## Exercise
The number of lines in the records that include "browser" is all you should give.

BEGIN

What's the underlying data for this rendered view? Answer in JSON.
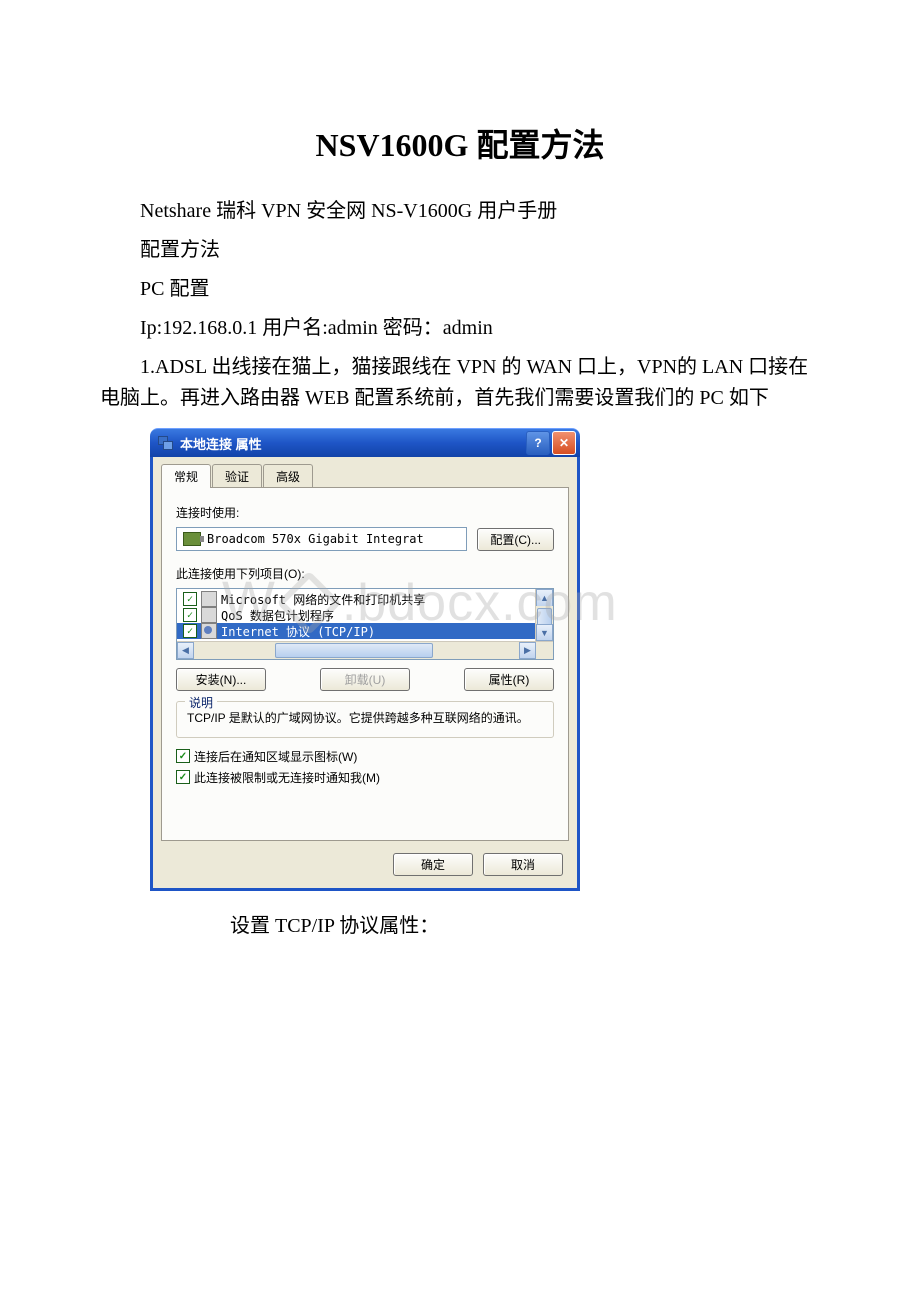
{
  "doc": {
    "title": "NSV1600G 配置方法",
    "line1": "Netshare 瑞科 VPN 安全网 NS-V1600G 用户手册",
    "line2": "配置方法",
    "line3": "PC 配置",
    "line4": "Ip:192.168.0.1   用户名:admin   密码：admin",
    "line5": "1.ADSL 出线接在猫上，猫接跟线在 VPN 的 WAN 口上，VPN的 LAN 口接在电脑上。再进入路由器 WEB 配置系统前，首先我们需要设置我们的 PC 如下",
    "caption": "设置 TCP/IP 协议属性："
  },
  "dialog": {
    "title": "本地连接 属性",
    "tabs": {
      "general": "常规",
      "auth": "验证",
      "advanced": "高级"
    },
    "connect_using": "连接时使用:",
    "adapter": "Broadcom 570x Gigabit Integrat",
    "configure": "配置(C)...",
    "items_label": "此连接使用下列项目(O):",
    "items": [
      {
        "checked": true,
        "text": "Microsoft 网络的文件和打印机共享",
        "selected": false
      },
      {
        "checked": true,
        "text": "QoS 数据包计划程序",
        "selected": false
      },
      {
        "checked": true,
        "text": "Internet 协议 (TCP/IP)",
        "selected": true
      }
    ],
    "install": "安装(N)...",
    "uninstall": "卸载(U)",
    "properties": "属性(R)",
    "group_label": "说明",
    "description": "TCP/IP 是默认的广域网协议。它提供跨越多种互联网络的通讯。",
    "show_icon": "连接后在通知区域显示图标(W)",
    "notify": "此连接被限制或无连接时通知我(M)",
    "ok": "确定",
    "cancel": "取消"
  },
  "watermark": {
    "text": ".bdocx.com"
  }
}
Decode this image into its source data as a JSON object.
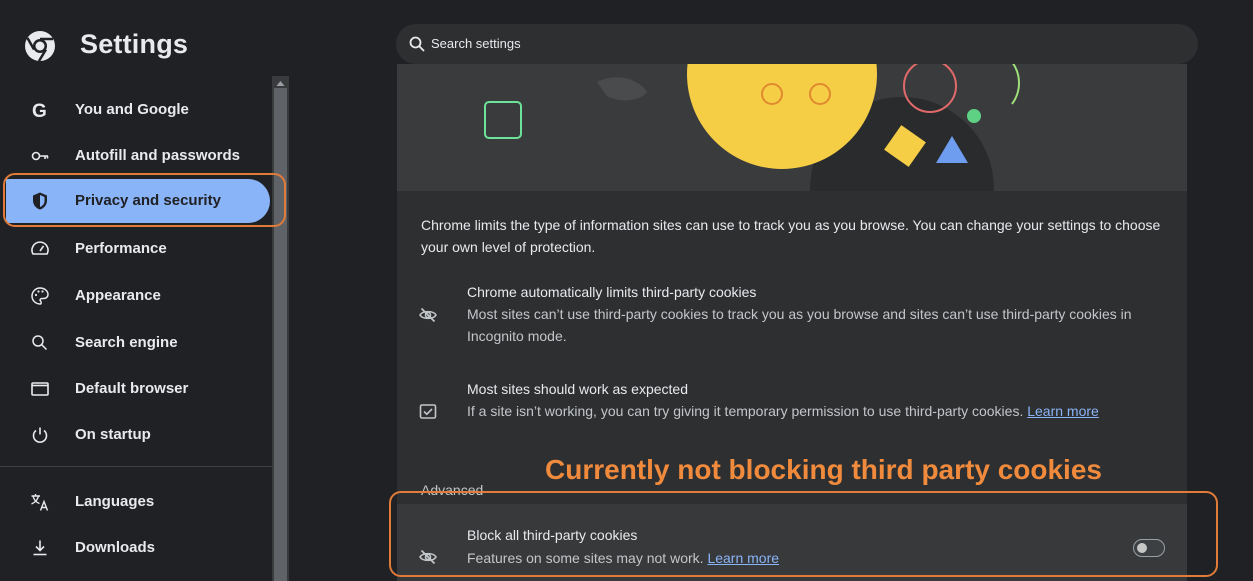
{
  "header": {
    "app_title": "Settings",
    "search_placeholder": "Search settings"
  },
  "sidebar": {
    "items": [
      {
        "label": "You and Google",
        "icon": "google-g-icon"
      },
      {
        "label": "Autofill and passwords",
        "icon": "key-icon"
      },
      {
        "label": "Privacy and security",
        "icon": "shield-icon",
        "active": true
      },
      {
        "label": "Performance",
        "icon": "speedometer-icon"
      },
      {
        "label": "Appearance",
        "icon": "palette-icon"
      },
      {
        "label": "Search engine",
        "icon": "search-icon"
      },
      {
        "label": "Default browser",
        "icon": "browser-window-icon"
      },
      {
        "label": "On startup",
        "icon": "power-icon"
      },
      {
        "label": "Languages",
        "icon": "translate-icon"
      },
      {
        "label": "Downloads",
        "icon": "download-icon"
      }
    ]
  },
  "main": {
    "description": "Chrome limits the type of information sites can use to track you as you browse. You can change your settings to choose your own level of protection.",
    "rows": [
      {
        "title": "Chrome automatically limits third-party cookies",
        "subtitle": "Most sites can’t use third-party cookies to track you as you browse and sites can’t use third-party cookies in Incognito mode.",
        "icon": "eye-off-icon"
      },
      {
        "title": "Most sites should work as expected",
        "subtitle": "If a site isn’t working, you can try giving it temporary permission to use third-party cookies.",
        "link": "Learn more",
        "icon": "checkbox-icon"
      }
    ],
    "advanced_label": "Advanced",
    "block_row": {
      "title": "Block all third-party cookies",
      "subtitle": "Features on some sites may not work.",
      "link": "Learn more",
      "icon": "eye-off-icon",
      "toggle_on": false
    }
  },
  "annotation": {
    "text": "Currently not blocking third party cookies",
    "color": "#e07b39"
  },
  "colors": {
    "background": "#202124",
    "accent": "#8ab4f8",
    "panel": "#2e2f31"
  }
}
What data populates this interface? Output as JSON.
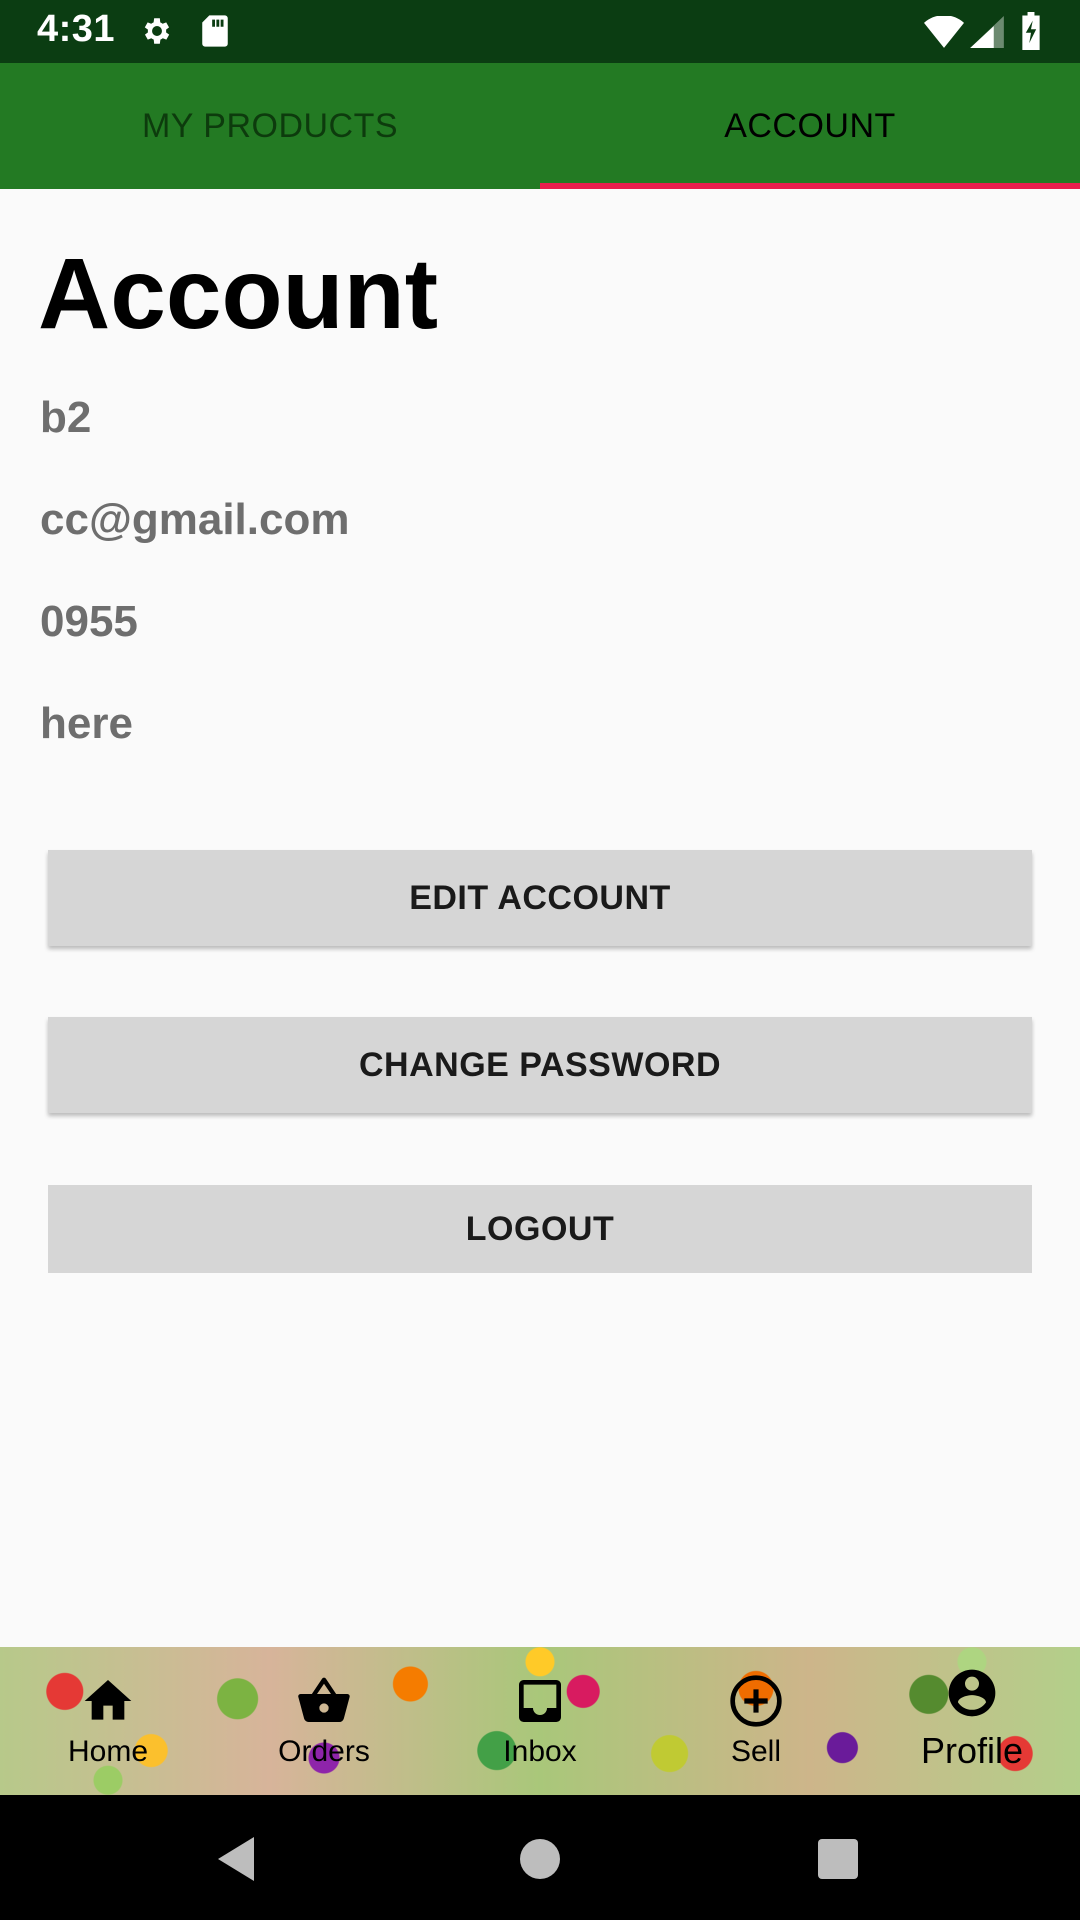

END

## Answer for this exercise
2